Starting at the first entry below, repeat all the data word for word and drop the pictures.

[Exercise data — start]

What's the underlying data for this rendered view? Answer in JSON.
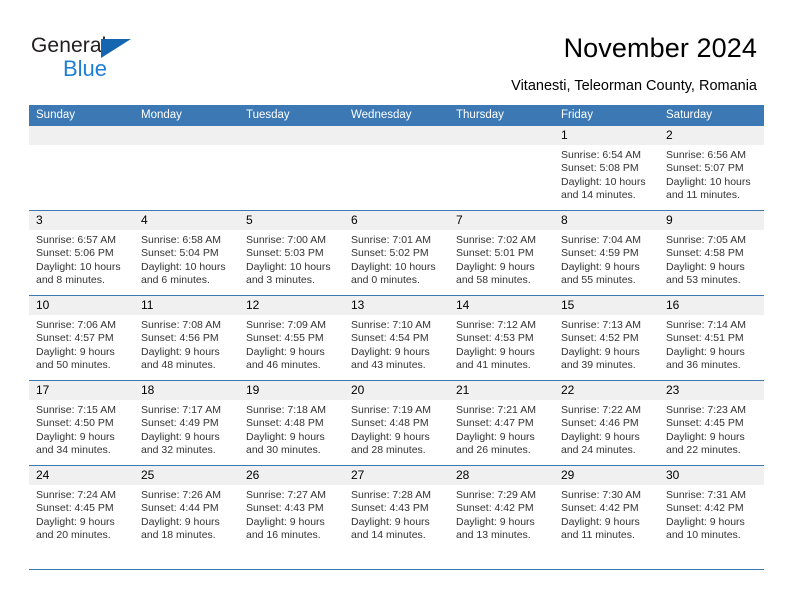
{
  "brand": {
    "name_part1": "General",
    "name_part2": "Blue",
    "logo_icon": "blue-triangle-icon"
  },
  "header": {
    "title": "November 2024",
    "subtitle": "Vitanesti, Teleorman County, Romania"
  },
  "calendar": {
    "weekday_headers": [
      "Sunday",
      "Monday",
      "Tuesday",
      "Wednesday",
      "Thursday",
      "Friday",
      "Saturday"
    ],
    "accent_color": "#3b78b4",
    "daynum_band_color": "#f0f0f0",
    "weeks": [
      [
        {
          "day": "",
          "sunrise": "",
          "sunset": "",
          "daylight_1": "",
          "daylight_2": ""
        },
        {
          "day": "",
          "sunrise": "",
          "sunset": "",
          "daylight_1": "",
          "daylight_2": ""
        },
        {
          "day": "",
          "sunrise": "",
          "sunset": "",
          "daylight_1": "",
          "daylight_2": ""
        },
        {
          "day": "",
          "sunrise": "",
          "sunset": "",
          "daylight_1": "",
          "daylight_2": ""
        },
        {
          "day": "",
          "sunrise": "",
          "sunset": "",
          "daylight_1": "",
          "daylight_2": ""
        },
        {
          "day": "1",
          "sunrise": "Sunrise: 6:54 AM",
          "sunset": "Sunset: 5:08 PM",
          "daylight_1": "Daylight: 10 hours",
          "daylight_2": "and 14 minutes."
        },
        {
          "day": "2",
          "sunrise": "Sunrise: 6:56 AM",
          "sunset": "Sunset: 5:07 PM",
          "daylight_1": "Daylight: 10 hours",
          "daylight_2": "and 11 minutes."
        }
      ],
      [
        {
          "day": "3",
          "sunrise": "Sunrise: 6:57 AM",
          "sunset": "Sunset: 5:06 PM",
          "daylight_1": "Daylight: 10 hours",
          "daylight_2": "and 8 minutes."
        },
        {
          "day": "4",
          "sunrise": "Sunrise: 6:58 AM",
          "sunset": "Sunset: 5:04 PM",
          "daylight_1": "Daylight: 10 hours",
          "daylight_2": "and 6 minutes."
        },
        {
          "day": "5",
          "sunrise": "Sunrise: 7:00 AM",
          "sunset": "Sunset: 5:03 PM",
          "daylight_1": "Daylight: 10 hours",
          "daylight_2": "and 3 minutes."
        },
        {
          "day": "6",
          "sunrise": "Sunrise: 7:01 AM",
          "sunset": "Sunset: 5:02 PM",
          "daylight_1": "Daylight: 10 hours",
          "daylight_2": "and 0 minutes."
        },
        {
          "day": "7",
          "sunrise": "Sunrise: 7:02 AM",
          "sunset": "Sunset: 5:01 PM",
          "daylight_1": "Daylight: 9 hours",
          "daylight_2": "and 58 minutes."
        },
        {
          "day": "8",
          "sunrise": "Sunrise: 7:04 AM",
          "sunset": "Sunset: 4:59 PM",
          "daylight_1": "Daylight: 9 hours",
          "daylight_2": "and 55 minutes."
        },
        {
          "day": "9",
          "sunrise": "Sunrise: 7:05 AM",
          "sunset": "Sunset: 4:58 PM",
          "daylight_1": "Daylight: 9 hours",
          "daylight_2": "and 53 minutes."
        }
      ],
      [
        {
          "day": "10",
          "sunrise": "Sunrise: 7:06 AM",
          "sunset": "Sunset: 4:57 PM",
          "daylight_1": "Daylight: 9 hours",
          "daylight_2": "and 50 minutes."
        },
        {
          "day": "11",
          "sunrise": "Sunrise: 7:08 AM",
          "sunset": "Sunset: 4:56 PM",
          "daylight_1": "Daylight: 9 hours",
          "daylight_2": "and 48 minutes."
        },
        {
          "day": "12",
          "sunrise": "Sunrise: 7:09 AM",
          "sunset": "Sunset: 4:55 PM",
          "daylight_1": "Daylight: 9 hours",
          "daylight_2": "and 46 minutes."
        },
        {
          "day": "13",
          "sunrise": "Sunrise: 7:10 AM",
          "sunset": "Sunset: 4:54 PM",
          "daylight_1": "Daylight: 9 hours",
          "daylight_2": "and 43 minutes."
        },
        {
          "day": "14",
          "sunrise": "Sunrise: 7:12 AM",
          "sunset": "Sunset: 4:53 PM",
          "daylight_1": "Daylight: 9 hours",
          "daylight_2": "and 41 minutes."
        },
        {
          "day": "15",
          "sunrise": "Sunrise: 7:13 AM",
          "sunset": "Sunset: 4:52 PM",
          "daylight_1": "Daylight: 9 hours",
          "daylight_2": "and 39 minutes."
        },
        {
          "day": "16",
          "sunrise": "Sunrise: 7:14 AM",
          "sunset": "Sunset: 4:51 PM",
          "daylight_1": "Daylight: 9 hours",
          "daylight_2": "and 36 minutes."
        }
      ],
      [
        {
          "day": "17",
          "sunrise": "Sunrise: 7:15 AM",
          "sunset": "Sunset: 4:50 PM",
          "daylight_1": "Daylight: 9 hours",
          "daylight_2": "and 34 minutes."
        },
        {
          "day": "18",
          "sunrise": "Sunrise: 7:17 AM",
          "sunset": "Sunset: 4:49 PM",
          "daylight_1": "Daylight: 9 hours",
          "daylight_2": "and 32 minutes."
        },
        {
          "day": "19",
          "sunrise": "Sunrise: 7:18 AM",
          "sunset": "Sunset: 4:48 PM",
          "daylight_1": "Daylight: 9 hours",
          "daylight_2": "and 30 minutes."
        },
        {
          "day": "20",
          "sunrise": "Sunrise: 7:19 AM",
          "sunset": "Sunset: 4:48 PM",
          "daylight_1": "Daylight: 9 hours",
          "daylight_2": "and 28 minutes."
        },
        {
          "day": "21",
          "sunrise": "Sunrise: 7:21 AM",
          "sunset": "Sunset: 4:47 PM",
          "daylight_1": "Daylight: 9 hours",
          "daylight_2": "and 26 minutes."
        },
        {
          "day": "22",
          "sunrise": "Sunrise: 7:22 AM",
          "sunset": "Sunset: 4:46 PM",
          "daylight_1": "Daylight: 9 hours",
          "daylight_2": "and 24 minutes."
        },
        {
          "day": "23",
          "sunrise": "Sunrise: 7:23 AM",
          "sunset": "Sunset: 4:45 PM",
          "daylight_1": "Daylight: 9 hours",
          "daylight_2": "and 22 minutes."
        }
      ],
      [
        {
          "day": "24",
          "sunrise": "Sunrise: 7:24 AM",
          "sunset": "Sunset: 4:45 PM",
          "daylight_1": "Daylight: 9 hours",
          "daylight_2": "and 20 minutes."
        },
        {
          "day": "25",
          "sunrise": "Sunrise: 7:26 AM",
          "sunset": "Sunset: 4:44 PM",
          "daylight_1": "Daylight: 9 hours",
          "daylight_2": "and 18 minutes."
        },
        {
          "day": "26",
          "sunrise": "Sunrise: 7:27 AM",
          "sunset": "Sunset: 4:43 PM",
          "daylight_1": "Daylight: 9 hours",
          "daylight_2": "and 16 minutes."
        },
        {
          "day": "27",
          "sunrise": "Sunrise: 7:28 AM",
          "sunset": "Sunset: 4:43 PM",
          "daylight_1": "Daylight: 9 hours",
          "daylight_2": "and 14 minutes."
        },
        {
          "day": "28",
          "sunrise": "Sunrise: 7:29 AM",
          "sunset": "Sunset: 4:42 PM",
          "daylight_1": "Daylight: 9 hours",
          "daylight_2": "and 13 minutes."
        },
        {
          "day": "29",
          "sunrise": "Sunrise: 7:30 AM",
          "sunset": "Sunset: 4:42 PM",
          "daylight_1": "Daylight: 9 hours",
          "daylight_2": "and 11 minutes."
        },
        {
          "day": "30",
          "sunrise": "Sunrise: 7:31 AM",
          "sunset": "Sunset: 4:42 PM",
          "daylight_1": "Daylight: 9 hours",
          "daylight_2": "and 10 minutes."
        }
      ]
    ]
  }
}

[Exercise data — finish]

**Solution to this exercise**
What's the underlying data for this rendered view? Answer in JSON.
{
  "brand": {
    "name_part1": "General",
    "name_part2": "Blue",
    "logo_icon": "blue-triangle-icon"
  },
  "header": {
    "title": "November 2024",
    "subtitle": "Vitanesti, Teleorman County, Romania"
  },
  "calendar": {
    "weekday_headers": [
      "Sunday",
      "Monday",
      "Tuesday",
      "Wednesday",
      "Thursday",
      "Friday",
      "Saturday"
    ],
    "accent_color": "#3b78b4",
    "daynum_band_color": "#f0f0f0",
    "weeks": [
      [
        {
          "day": "",
          "sunrise": "",
          "sunset": "",
          "daylight_1": "",
          "daylight_2": ""
        },
        {
          "day": "",
          "sunrise": "",
          "sunset": "",
          "daylight_1": "",
          "daylight_2": ""
        },
        {
          "day": "",
          "sunrise": "",
          "sunset": "",
          "daylight_1": "",
          "daylight_2": ""
        },
        {
          "day": "",
          "sunrise": "",
          "sunset": "",
          "daylight_1": "",
          "daylight_2": ""
        },
        {
          "day": "",
          "sunrise": "",
          "sunset": "",
          "daylight_1": "",
          "daylight_2": ""
        },
        {
          "day": "1",
          "sunrise": "Sunrise: 6:54 AM",
          "sunset": "Sunset: 5:08 PM",
          "daylight_1": "Daylight: 10 hours",
          "daylight_2": "and 14 minutes."
        },
        {
          "day": "2",
          "sunrise": "Sunrise: 6:56 AM",
          "sunset": "Sunset: 5:07 PM",
          "daylight_1": "Daylight: 10 hours",
          "daylight_2": "and 11 minutes."
        }
      ],
      [
        {
          "day": "3",
          "sunrise": "Sunrise: 6:57 AM",
          "sunset": "Sunset: 5:06 PM",
          "daylight_1": "Daylight: 10 hours",
          "daylight_2": "and 8 minutes."
        },
        {
          "day": "4",
          "sunrise": "Sunrise: 6:58 AM",
          "sunset": "Sunset: 5:04 PM",
          "daylight_1": "Daylight: 10 hours",
          "daylight_2": "and 6 minutes."
        },
        {
          "day": "5",
          "sunrise": "Sunrise: 7:00 AM",
          "sunset": "Sunset: 5:03 PM",
          "daylight_1": "Daylight: 10 hours",
          "daylight_2": "and 3 minutes."
        },
        {
          "day": "6",
          "sunrise": "Sunrise: 7:01 AM",
          "sunset": "Sunset: 5:02 PM",
          "daylight_1": "Daylight: 10 hours",
          "daylight_2": "and 0 minutes."
        },
        {
          "day": "7",
          "sunrise": "Sunrise: 7:02 AM",
          "sunset": "Sunset: 5:01 PM",
          "daylight_1": "Daylight: 9 hours",
          "daylight_2": "and 58 minutes."
        },
        {
          "day": "8",
          "sunrise": "Sunrise: 7:04 AM",
          "sunset": "Sunset: 4:59 PM",
          "daylight_1": "Daylight: 9 hours",
          "daylight_2": "and 55 minutes."
        },
        {
          "day": "9",
          "sunrise": "Sunrise: 7:05 AM",
          "sunset": "Sunset: 4:58 PM",
          "daylight_1": "Daylight: 9 hours",
          "daylight_2": "and 53 minutes."
        }
      ],
      [
        {
          "day": "10",
          "sunrise": "Sunrise: 7:06 AM",
          "sunset": "Sunset: 4:57 PM",
          "daylight_1": "Daylight: 9 hours",
          "daylight_2": "and 50 minutes."
        },
        {
          "day": "11",
          "sunrise": "Sunrise: 7:08 AM",
          "sunset": "Sunset: 4:56 PM",
          "daylight_1": "Daylight: 9 hours",
          "daylight_2": "and 48 minutes."
        },
        {
          "day": "12",
          "sunrise": "Sunrise: 7:09 AM",
          "sunset": "Sunset: 4:55 PM",
          "daylight_1": "Daylight: 9 hours",
          "daylight_2": "and 46 minutes."
        },
        {
          "day": "13",
          "sunrise": "Sunrise: 7:10 AM",
          "sunset": "Sunset: 4:54 PM",
          "daylight_1": "Daylight: 9 hours",
          "daylight_2": "and 43 minutes."
        },
        {
          "day": "14",
          "sunrise": "Sunrise: 7:12 AM",
          "sunset": "Sunset: 4:53 PM",
          "daylight_1": "Daylight: 9 hours",
          "daylight_2": "and 41 minutes."
        },
        {
          "day": "15",
          "sunrise": "Sunrise: 7:13 AM",
          "sunset": "Sunset: 4:52 PM",
          "daylight_1": "Daylight: 9 hours",
          "daylight_2": "and 39 minutes."
        },
        {
          "day": "16",
          "sunrise": "Sunrise: 7:14 AM",
          "sunset": "Sunset: 4:51 PM",
          "daylight_1": "Daylight: 9 hours",
          "daylight_2": "and 36 minutes."
        }
      ],
      [
        {
          "day": "17",
          "sunrise": "Sunrise: 7:15 AM",
          "sunset": "Sunset: 4:50 PM",
          "daylight_1": "Daylight: 9 hours",
          "daylight_2": "and 34 minutes."
        },
        {
          "day": "18",
          "sunrise": "Sunrise: 7:17 AM",
          "sunset": "Sunset: 4:49 PM",
          "daylight_1": "Daylight: 9 hours",
          "daylight_2": "and 32 minutes."
        },
        {
          "day": "19",
          "sunrise": "Sunrise: 7:18 AM",
          "sunset": "Sunset: 4:48 PM",
          "daylight_1": "Daylight: 9 hours",
          "daylight_2": "and 30 minutes."
        },
        {
          "day": "20",
          "sunrise": "Sunrise: 7:19 AM",
          "sunset": "Sunset: 4:48 PM",
          "daylight_1": "Daylight: 9 hours",
          "daylight_2": "and 28 minutes."
        },
        {
          "day": "21",
          "sunrise": "Sunrise: 7:21 AM",
          "sunset": "Sunset: 4:47 PM",
          "daylight_1": "Daylight: 9 hours",
          "daylight_2": "and 26 minutes."
        },
        {
          "day": "22",
          "sunrise": "Sunrise: 7:22 AM",
          "sunset": "Sunset: 4:46 PM",
          "daylight_1": "Daylight: 9 hours",
          "daylight_2": "and 24 minutes."
        },
        {
          "day": "23",
          "sunrise": "Sunrise: 7:23 AM",
          "sunset": "Sunset: 4:45 PM",
          "daylight_1": "Daylight: 9 hours",
          "daylight_2": "and 22 minutes."
        }
      ],
      [
        {
          "day": "24",
          "sunrise": "Sunrise: 7:24 AM",
          "sunset": "Sunset: 4:45 PM",
          "daylight_1": "Daylight: 9 hours",
          "daylight_2": "and 20 minutes."
        },
        {
          "day": "25",
          "sunrise": "Sunrise: 7:26 AM",
          "sunset": "Sunset: 4:44 PM",
          "daylight_1": "Daylight: 9 hours",
          "daylight_2": "and 18 minutes."
        },
        {
          "day": "26",
          "sunrise": "Sunrise: 7:27 AM",
          "sunset": "Sunset: 4:43 PM",
          "daylight_1": "Daylight: 9 hours",
          "daylight_2": "and 16 minutes."
        },
        {
          "day": "27",
          "sunrise": "Sunrise: 7:28 AM",
          "sunset": "Sunset: 4:43 PM",
          "daylight_1": "Daylight: 9 hours",
          "daylight_2": "and 14 minutes."
        },
        {
          "day": "28",
          "sunrise": "Sunrise: 7:29 AM",
          "sunset": "Sunset: 4:42 PM",
          "daylight_1": "Daylight: 9 hours",
          "daylight_2": "and 13 minutes."
        },
        {
          "day": "29",
          "sunrise": "Sunrise: 7:30 AM",
          "sunset": "Sunset: 4:42 PM",
          "daylight_1": "Daylight: 9 hours",
          "daylight_2": "and 11 minutes."
        },
        {
          "day": "30",
          "sunrise": "Sunrise: 7:31 AM",
          "sunset": "Sunset: 4:42 PM",
          "daylight_1": "Daylight: 9 hours",
          "daylight_2": "and 10 minutes."
        }
      ]
    ]
  }
}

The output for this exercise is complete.